(Data records for software interfaces)
((

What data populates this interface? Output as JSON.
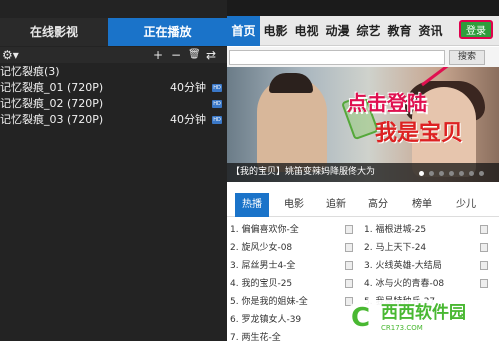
{
  "left_panel": {
    "tabs": {
      "online": "在线影视",
      "playing": "正在播放"
    },
    "toolbar": {
      "add": "+",
      "remove": "−",
      "delete": "🗑",
      "shuffle": "⇄"
    },
    "playlist": {
      "group": "记忆裂痕(3)",
      "items": [
        {
          "name": "记忆裂痕_01 (720P)",
          "duration": "40分钟",
          "badge": "HD"
        },
        {
          "name": "记忆裂痕_02 (720P)",
          "duration": "",
          "badge": "HD"
        },
        {
          "name": "记忆裂痕_03 (720P)",
          "duration": "40分钟",
          "badge": "HD"
        }
      ]
    }
  },
  "right_panel": {
    "categories": [
      "首页",
      "电影",
      "电视",
      "动漫",
      "综艺",
      "教育",
      "资讯"
    ],
    "login_label": "登录",
    "search": {
      "placeholder": "",
      "button": "搜索"
    },
    "banner": {
      "logo": "我是宝贝",
      "annotation": "点击登陆",
      "caption": "【我的宝贝】姚笛变辣妈降服佟大为"
    },
    "sub_tabs": [
      "热播",
      "电影",
      "追新",
      "高分",
      "榜单",
      "少儿"
    ],
    "rank_left": [
      "1. 偏偏喜欢你-全",
      "2. 旋风少女-08",
      "3. 屌丝男士4-全",
      "4. 我的宝贝-25",
      "5. 你是我的姐妹-全",
      "6. 罗龙镇女人-39",
      "7. 两生花-全"
    ],
    "rank_right": [
      "1. 福根进城-25",
      "2. 马上天下-24",
      "3. 火线英雄-大结局",
      "4. 冰与火的青春-08",
      "5. 我是特种兵-27"
    ]
  },
  "watermark": {
    "text": "西西软件园",
    "url": "CR173.COM"
  },
  "colors": {
    "accent": "#1a73c9",
    "login": "#2e9d3c",
    "annotation": "#e01050"
  }
}
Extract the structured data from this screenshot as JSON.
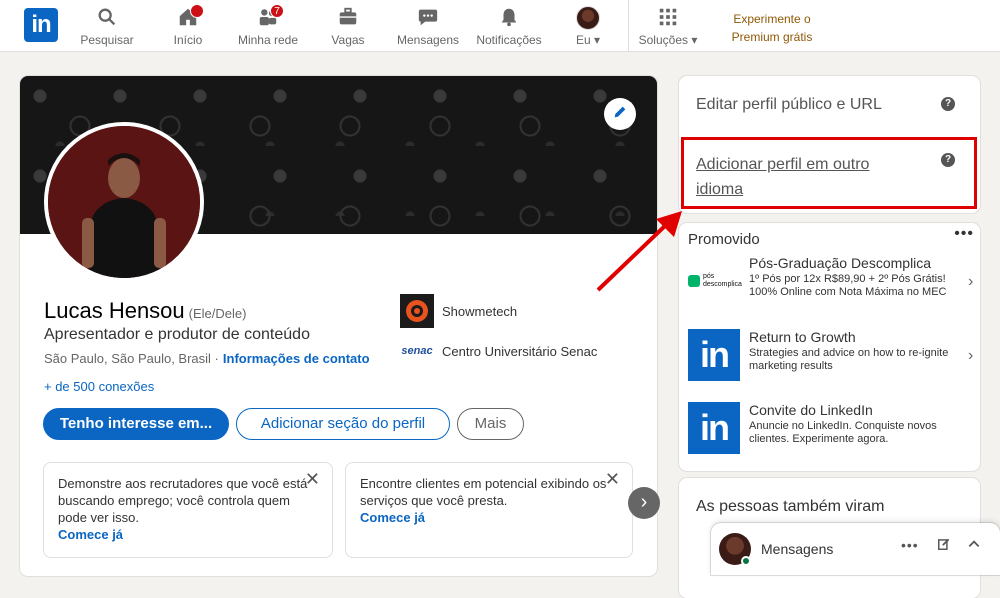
{
  "nav": {
    "items": [
      {
        "label": "Pesquisar",
        "icon": "search-icon"
      },
      {
        "label": "Início",
        "icon": "home-icon"
      },
      {
        "label": "Minha rede",
        "icon": "network-icon"
      },
      {
        "label": "Vagas",
        "icon": "briefcase-icon"
      },
      {
        "label": "Mensagens",
        "icon": "messaging-icon"
      },
      {
        "label": "Notificações",
        "icon": "bell-icon"
      },
      {
        "label": "Eu",
        "icon": "avatar"
      },
      {
        "label": "Soluções",
        "icon": "grid-icon"
      }
    ],
    "home_badge": "",
    "network_badge": "7",
    "premium_line1": "Experimente o",
    "premium_line2": "Premium grátis",
    "logo_text": "in"
  },
  "profile": {
    "name": "Lucas Hensou",
    "pronoun": "(Ele/Dele)",
    "headline": "Apresentador e produtor de conteúdo",
    "location": "São Paulo, São Paulo, Brasil ·",
    "contact_link": "Informações de contato",
    "connections": "+ de 500 conexões",
    "orgs": [
      {
        "name": "Showmetech",
        "icon": "showmetech-logo"
      },
      {
        "name": "Centro Universitário Senac",
        "icon": "senac-logo"
      }
    ],
    "senac_logo_text": "senac",
    "buttons": {
      "primary": "Tenho interesse em...",
      "secondary": "Adicionar seção do perfil",
      "more": "Mais"
    },
    "suggestions": [
      {
        "text": "Demonstre aos recrutadores que você está buscando emprego; você controla quem pode ver isso.",
        "link": "Comece já"
      },
      {
        "text": "Encontre clientes em potencial exibindo os serviços que você presta.",
        "link": "Comece já"
      }
    ]
  },
  "right": {
    "edit_public": "Editar perfil público e URL",
    "add_language": "Adicionar perfil em outro idioma",
    "promoted_title": "Promovido",
    "ads": [
      {
        "title": "Pós-Graduação Descomplica",
        "body": "1º Pós por 12x R$89,90 + 2º Pós Grátis! 100% Online com Nota Máxima no MEC",
        "logo_text": "pós descomplica"
      },
      {
        "title": "Return to Growth",
        "body": "Strategies and advice on how to re-ignite marketing results",
        "logo_text": "in"
      },
      {
        "title": "Convite do LinkedIn",
        "body": "Anuncie no LinkedIn. Conquiste novos clientes. Experimente agora.",
        "logo_text": "in"
      }
    ],
    "people_also_viewed": "As pessoas também viram",
    "messaging_label": "Mensagens"
  },
  "colors": {
    "brand": "#0a66c2",
    "highlight": "#e00000",
    "premium": "#915907"
  }
}
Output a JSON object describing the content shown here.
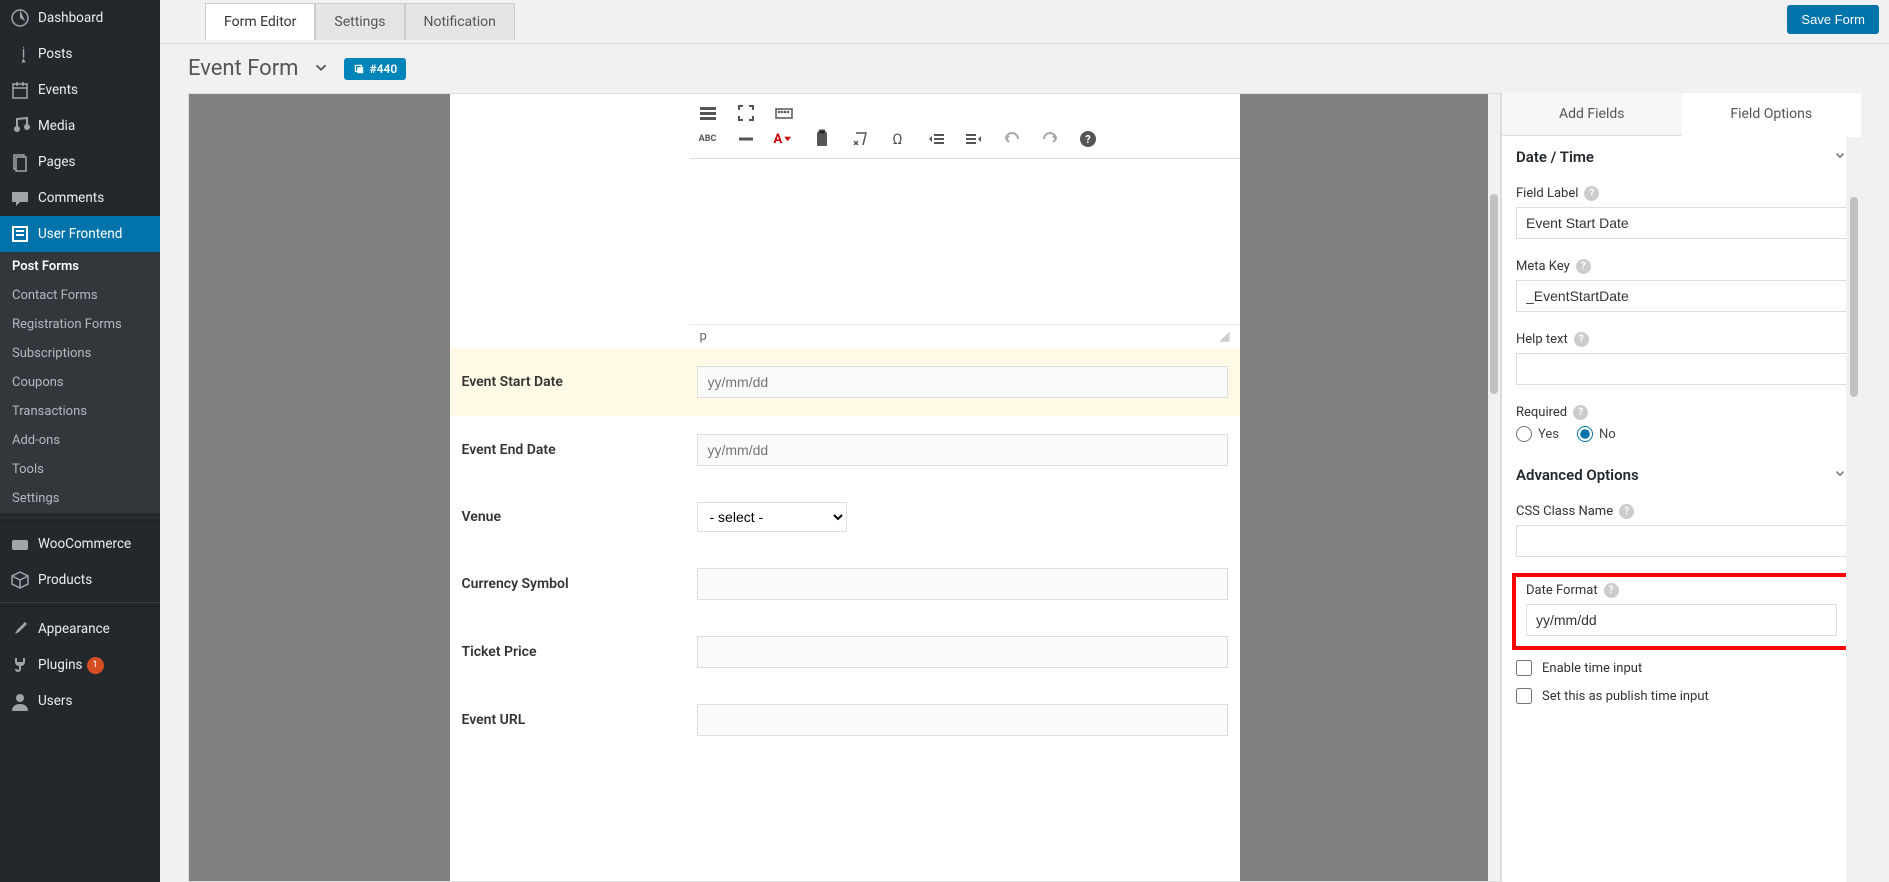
{
  "sidebar": {
    "items": [
      {
        "label": "Dashboard",
        "icon": "dashboard"
      },
      {
        "label": "Posts",
        "icon": "pin"
      },
      {
        "label": "Events",
        "icon": "calendar"
      },
      {
        "label": "Media",
        "icon": "media"
      },
      {
        "label": "Pages",
        "icon": "page"
      },
      {
        "label": "Comments",
        "icon": "comment"
      },
      {
        "label": "User Frontend",
        "icon": "form",
        "active": true
      },
      {
        "label": "WooCommerce",
        "icon": "woo"
      },
      {
        "label": "Products",
        "icon": "product"
      },
      {
        "label": "Appearance",
        "icon": "brush"
      },
      {
        "label": "Plugins",
        "icon": "plug",
        "badge": "1"
      },
      {
        "label": "Users",
        "icon": "user"
      }
    ],
    "submenu": [
      {
        "label": "Post Forms",
        "active": true
      },
      {
        "label": "Contact Forms"
      },
      {
        "label": "Registration Forms"
      },
      {
        "label": "Subscriptions"
      },
      {
        "label": "Coupons"
      },
      {
        "label": "Transactions"
      },
      {
        "label": "Add-ons"
      },
      {
        "label": "Tools"
      },
      {
        "label": "Settings"
      }
    ]
  },
  "topbar": {
    "tabs": [
      {
        "label": "Form Editor",
        "active": true
      },
      {
        "label": "Settings"
      },
      {
        "label": "Notification"
      }
    ],
    "save_label": "Save Form"
  },
  "form": {
    "title": "Event Form",
    "id_badge": "#440",
    "editor_path": "p",
    "fields": [
      {
        "label": "Event Start Date",
        "placeholder": "yy/mm/dd",
        "type": "text",
        "highlighted": true
      },
      {
        "label": "Event End Date",
        "placeholder": "yy/mm/dd",
        "type": "text"
      },
      {
        "label": "Venue",
        "placeholder": "- select -",
        "type": "select"
      },
      {
        "label": "Currency Symbol",
        "placeholder": "",
        "type": "text"
      },
      {
        "label": "Ticket Price",
        "placeholder": "",
        "type": "text"
      },
      {
        "label": "Event URL",
        "placeholder": "",
        "type": "text"
      }
    ]
  },
  "right": {
    "tabs": [
      {
        "label": "Add Fields"
      },
      {
        "label": "Field Options",
        "active": true
      }
    ],
    "section_title": "Date / Time",
    "field_label_label": "Field Label",
    "field_label_value": "Event Start Date",
    "meta_key_label": "Meta Key",
    "meta_key_value": "_EventStartDate",
    "help_text_label": "Help text",
    "help_text_value": "",
    "required_label": "Required",
    "required_yes": "Yes",
    "required_no": "No",
    "advanced_label": "Advanced Options",
    "css_label": "CSS Class Name",
    "css_value": "",
    "date_format_label": "Date Format",
    "date_format_value": "yy/mm/dd",
    "enable_time_label": "Enable time input",
    "publish_time_label": "Set this as publish time input"
  }
}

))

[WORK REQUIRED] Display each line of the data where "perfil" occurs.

[RESULT]
      "secondary": "Adicionar seção do perfil",
    "edit_public": "Editar perfil público e URL",
    "add_language": "Adicionar perfil em outro idioma",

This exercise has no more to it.